'''
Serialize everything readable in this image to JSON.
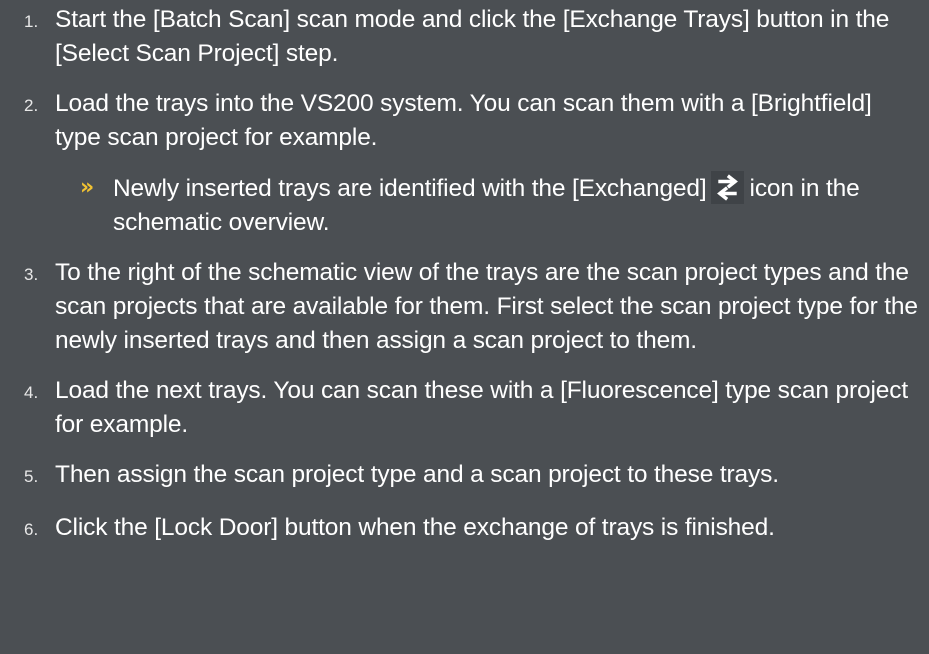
{
  "steps": [
    {
      "number": "1.",
      "text": "Start the [Batch Scan] scan mode and click the [Exchange Trays] button in the [Select Scan Project] step."
    },
    {
      "number": "2.",
      "text": "Load the trays into the VS200 system. You can scan them with a [Brightfield] type scan project for example."
    },
    {
      "number": "3.",
      "text": "To the right of the schematic view of the trays are the scan project types and the scan projects that are available for them. First select the scan project type for the newly inserted trays and then assign a scan project to them."
    },
    {
      "number": "4.",
      "text": "Load the next trays. You can scan these with a [Fluorescence] type scan project for example."
    },
    {
      "number": "5.",
      "text": "Then assign the scan project type and a scan project to these trays."
    },
    {
      "number": "6.",
      "text": "Click the [Lock Door] button when the exchange of trays is finished."
    }
  ],
  "result": {
    "marker": "»",
    "text_before_icon": "Newly inserted trays are identified with the [Exchanged]",
    "icon": "exchanged-icon",
    "text_after_icon": "icon in the schematic overview."
  },
  "colors": {
    "background": "#4b4f53",
    "text": "#ffffff",
    "result_marker": "#f1c232"
  }
}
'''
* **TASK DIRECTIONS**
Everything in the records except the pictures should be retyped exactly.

* **ANSWER SECTION**
Serialize everything readable in this image to JSON.
{
  "steps": [
    {
      "number": "1.",
      "text": "Start the [Batch Scan] scan mode and click the [Exchange Trays] button in the [Select Scan Project] step."
    },
    {
      "number": "2.",
      "text": "Load the trays into the VS200 system. You can scan them with a [Brightfield] type scan project for example."
    },
    {
      "number": "3.",
      "text": "To the right of the schematic view of the trays are the scan project types and the scan projects that are available for them. First select the scan project type for the newly inserted trays and then assign a scan project to them."
    },
    {
      "number": "4.",
      "text": "Load the next trays. You can scan these with a [Fluorescence] type scan project for example."
    },
    {
      "number": "5.",
      "text": "Then assign the scan project type and a scan project to these trays."
    },
    {
      "number": "6.",
      "text": "Click the [Lock Door] button when the exchange of trays is finished."
    }
  ],
  "result": {
    "marker": "»",
    "text_before_icon": "Newly inserted trays are identified with the [Exchanged]",
    "icon": "exchanged-icon",
    "text_after_icon": "icon in the schematic overview."
  },
  "colors": {
    "background": "#4b4f53",
    "text": "#ffffff",
    "result_marker": "#f1c232"
  }
}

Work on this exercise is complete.